With beach season underway, it’ll take just hours for the Chicago Park District to measure the amount of bacteria in the water at five of the city’s 27 beaches.
It’s part of a pilot program at the Calumet, Rainbow, South Shore, 63rd Street and Montrose beaches. The new method, part of a partnership with the University of Illinois at Chicago, will help the park district more quickly determine whether E. coli is present in a water sample.
The park district will find the water’s bacteria level within a few hours instead of the next day.
Typically, employees collect water samples at all 27 of the city’s beaches about 8 a.m. With the new partnership, the samples at the five beaches selected for the pilot program will be taken to a UIC lab to use the new technique. The park district will continue to conduct the test they’ve used for years, which determines whether E. coli is in the water.
“The test that we have been using historically takes a day to get results back, and so that was frustrating because we would be telling what the water quality was like yesterday,” said Cathy Breitenbach, director of natural resources for the park district. “We’re adding a new layer because the science is finally here now and we’re able to use a new test that will give us results in a few hours.”
The new method counts DNA fragments, while the old method involved culturing bacteria cells.
“We’ll hear by early afternoon now,” Breitenbach said. “It’s faster results and we’re happy now that the science is there so we can tell people more about the risks.”

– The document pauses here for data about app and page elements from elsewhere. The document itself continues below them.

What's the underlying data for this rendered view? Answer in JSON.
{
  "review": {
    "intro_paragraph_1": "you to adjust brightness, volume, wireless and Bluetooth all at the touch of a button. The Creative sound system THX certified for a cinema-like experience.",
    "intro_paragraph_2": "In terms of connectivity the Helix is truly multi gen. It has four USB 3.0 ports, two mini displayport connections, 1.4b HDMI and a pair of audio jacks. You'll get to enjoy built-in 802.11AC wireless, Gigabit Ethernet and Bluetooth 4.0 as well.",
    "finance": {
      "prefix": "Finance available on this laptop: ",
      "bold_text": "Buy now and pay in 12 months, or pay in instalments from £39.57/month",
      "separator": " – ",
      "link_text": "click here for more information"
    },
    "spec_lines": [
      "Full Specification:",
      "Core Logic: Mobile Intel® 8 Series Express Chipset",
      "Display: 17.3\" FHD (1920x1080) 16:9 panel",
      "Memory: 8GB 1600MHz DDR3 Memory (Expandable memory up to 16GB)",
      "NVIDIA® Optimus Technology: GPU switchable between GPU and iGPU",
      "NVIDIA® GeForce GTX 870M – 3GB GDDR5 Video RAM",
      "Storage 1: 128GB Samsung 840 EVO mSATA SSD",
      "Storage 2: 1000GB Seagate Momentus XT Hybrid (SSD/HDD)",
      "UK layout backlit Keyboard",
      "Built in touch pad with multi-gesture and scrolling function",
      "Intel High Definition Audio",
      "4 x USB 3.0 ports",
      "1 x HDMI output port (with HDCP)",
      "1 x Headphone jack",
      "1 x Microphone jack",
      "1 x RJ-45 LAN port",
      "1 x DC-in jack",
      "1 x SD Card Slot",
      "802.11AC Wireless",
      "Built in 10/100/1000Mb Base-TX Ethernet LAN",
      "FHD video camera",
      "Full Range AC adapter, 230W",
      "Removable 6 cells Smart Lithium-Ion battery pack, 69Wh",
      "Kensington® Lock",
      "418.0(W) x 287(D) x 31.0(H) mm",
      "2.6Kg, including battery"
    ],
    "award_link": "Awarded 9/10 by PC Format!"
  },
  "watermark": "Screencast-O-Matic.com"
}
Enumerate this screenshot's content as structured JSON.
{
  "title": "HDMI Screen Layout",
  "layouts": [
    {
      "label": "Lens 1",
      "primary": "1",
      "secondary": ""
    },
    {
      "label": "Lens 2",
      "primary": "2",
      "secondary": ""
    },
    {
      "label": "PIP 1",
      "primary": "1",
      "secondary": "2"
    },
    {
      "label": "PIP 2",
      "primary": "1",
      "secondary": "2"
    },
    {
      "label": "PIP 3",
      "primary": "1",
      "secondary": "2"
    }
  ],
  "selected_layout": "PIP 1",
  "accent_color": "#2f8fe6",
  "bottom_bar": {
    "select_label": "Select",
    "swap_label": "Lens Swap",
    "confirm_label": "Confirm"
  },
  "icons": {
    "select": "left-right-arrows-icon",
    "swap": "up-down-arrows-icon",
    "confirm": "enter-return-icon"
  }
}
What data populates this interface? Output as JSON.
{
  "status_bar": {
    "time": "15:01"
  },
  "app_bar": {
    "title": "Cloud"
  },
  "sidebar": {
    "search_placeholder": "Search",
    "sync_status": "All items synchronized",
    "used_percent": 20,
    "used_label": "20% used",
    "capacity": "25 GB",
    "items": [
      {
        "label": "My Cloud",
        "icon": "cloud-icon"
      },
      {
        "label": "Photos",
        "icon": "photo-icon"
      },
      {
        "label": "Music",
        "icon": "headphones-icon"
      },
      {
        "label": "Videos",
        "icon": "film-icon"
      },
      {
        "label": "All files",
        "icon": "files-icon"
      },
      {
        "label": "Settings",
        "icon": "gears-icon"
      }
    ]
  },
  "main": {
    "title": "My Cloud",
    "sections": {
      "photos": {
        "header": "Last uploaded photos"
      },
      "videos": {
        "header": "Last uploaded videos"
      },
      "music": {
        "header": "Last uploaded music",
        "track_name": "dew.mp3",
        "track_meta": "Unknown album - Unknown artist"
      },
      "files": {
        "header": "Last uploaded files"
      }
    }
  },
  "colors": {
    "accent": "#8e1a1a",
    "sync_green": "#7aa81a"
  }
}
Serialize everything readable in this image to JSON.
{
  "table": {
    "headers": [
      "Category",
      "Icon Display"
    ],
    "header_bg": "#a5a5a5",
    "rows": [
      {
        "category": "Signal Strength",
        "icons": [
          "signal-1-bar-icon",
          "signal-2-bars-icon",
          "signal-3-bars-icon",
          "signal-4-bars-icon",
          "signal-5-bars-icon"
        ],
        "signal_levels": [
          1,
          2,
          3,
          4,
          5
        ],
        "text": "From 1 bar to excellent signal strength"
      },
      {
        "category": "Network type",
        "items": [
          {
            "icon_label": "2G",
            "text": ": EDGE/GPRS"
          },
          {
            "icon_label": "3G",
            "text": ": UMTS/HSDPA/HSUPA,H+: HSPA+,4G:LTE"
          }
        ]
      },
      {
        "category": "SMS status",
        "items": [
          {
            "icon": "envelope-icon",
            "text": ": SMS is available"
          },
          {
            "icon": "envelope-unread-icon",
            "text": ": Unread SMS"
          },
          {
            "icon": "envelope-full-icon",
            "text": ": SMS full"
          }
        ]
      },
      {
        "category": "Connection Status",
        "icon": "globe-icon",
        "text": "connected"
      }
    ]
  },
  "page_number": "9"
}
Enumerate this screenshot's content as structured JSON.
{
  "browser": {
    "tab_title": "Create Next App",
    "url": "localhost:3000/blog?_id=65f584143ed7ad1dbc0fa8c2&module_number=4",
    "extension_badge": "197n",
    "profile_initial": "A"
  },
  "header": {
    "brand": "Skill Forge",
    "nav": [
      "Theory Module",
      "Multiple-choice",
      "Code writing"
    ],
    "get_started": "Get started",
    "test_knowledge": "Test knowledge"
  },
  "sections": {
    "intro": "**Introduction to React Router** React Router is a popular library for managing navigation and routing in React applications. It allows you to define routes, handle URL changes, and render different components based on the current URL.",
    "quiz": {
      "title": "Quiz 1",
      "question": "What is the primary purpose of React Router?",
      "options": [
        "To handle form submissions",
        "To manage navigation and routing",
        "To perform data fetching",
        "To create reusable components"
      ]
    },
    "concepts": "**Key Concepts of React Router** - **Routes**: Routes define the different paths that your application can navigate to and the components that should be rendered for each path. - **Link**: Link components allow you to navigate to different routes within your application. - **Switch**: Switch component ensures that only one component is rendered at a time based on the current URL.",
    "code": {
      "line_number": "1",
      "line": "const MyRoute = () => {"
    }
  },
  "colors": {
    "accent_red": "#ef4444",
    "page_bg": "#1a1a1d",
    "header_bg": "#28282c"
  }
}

Swim advisories at Chicago’s beaches are issued when test results show bacteria counts to be higher than 235 colony forming units per 100 milliliters of water, an EPA standard which is used by all Great Lakes beach managers. That means there is a 75 percent chance that at least eight out of 1,000 people will develop gastroenteritis. A swim ban is issued only for hazards like sewage spills or weather conditions.
The park district uses a flag notification system and Web page to display swim status, water quality and weather data. Green means swimming is permitted; yellow means it’s permitted but caution is advised because of weather conditions or bacteria levels; and red means swimming isn’t permitted because of dangerous weather conditions.
Although beaches opened for the season Friday, it’s still a bit nippy. Breitenbach said the water temperature is about 52 degrees, which is normal for this time of the year.
Seagull waste remains a chief cause of bacteria in the water. The park district does its best to clean up trash on the beach, which prevents some seagull waste.
It’s also continuing a program the district has used for years at some beaches, including at the 57th and 63rd street beaches.
“We use trained border collies — their handlers are wildlife biologists — that chase the seagulls off and it’s made a huge difference,” Breitenbach said. “We’ve seen a dramatic improvement in the water quality. It’s really well-justified.”
But the problems aren’t the same at every beach. Inclement weather can turn up bacteria, and rainfall can bring in animal waste.
“When it rains it ends up washing things into the lake,” she said.
The park district is also issuing a friendly reminder: Don’t leave behind dirty diapers — and clean up after yourself.
“People just don’t realize, it does make a difference if you take care of the beach,” Breitenbach said. “It’s fine to come and have a picnic, but when you’re done, take care of your waste and throw it away.”
Chicago’s beaches are open between 11 a.m. and 7 p.m. daily until Labor Day. Outdoor pools will open June 12.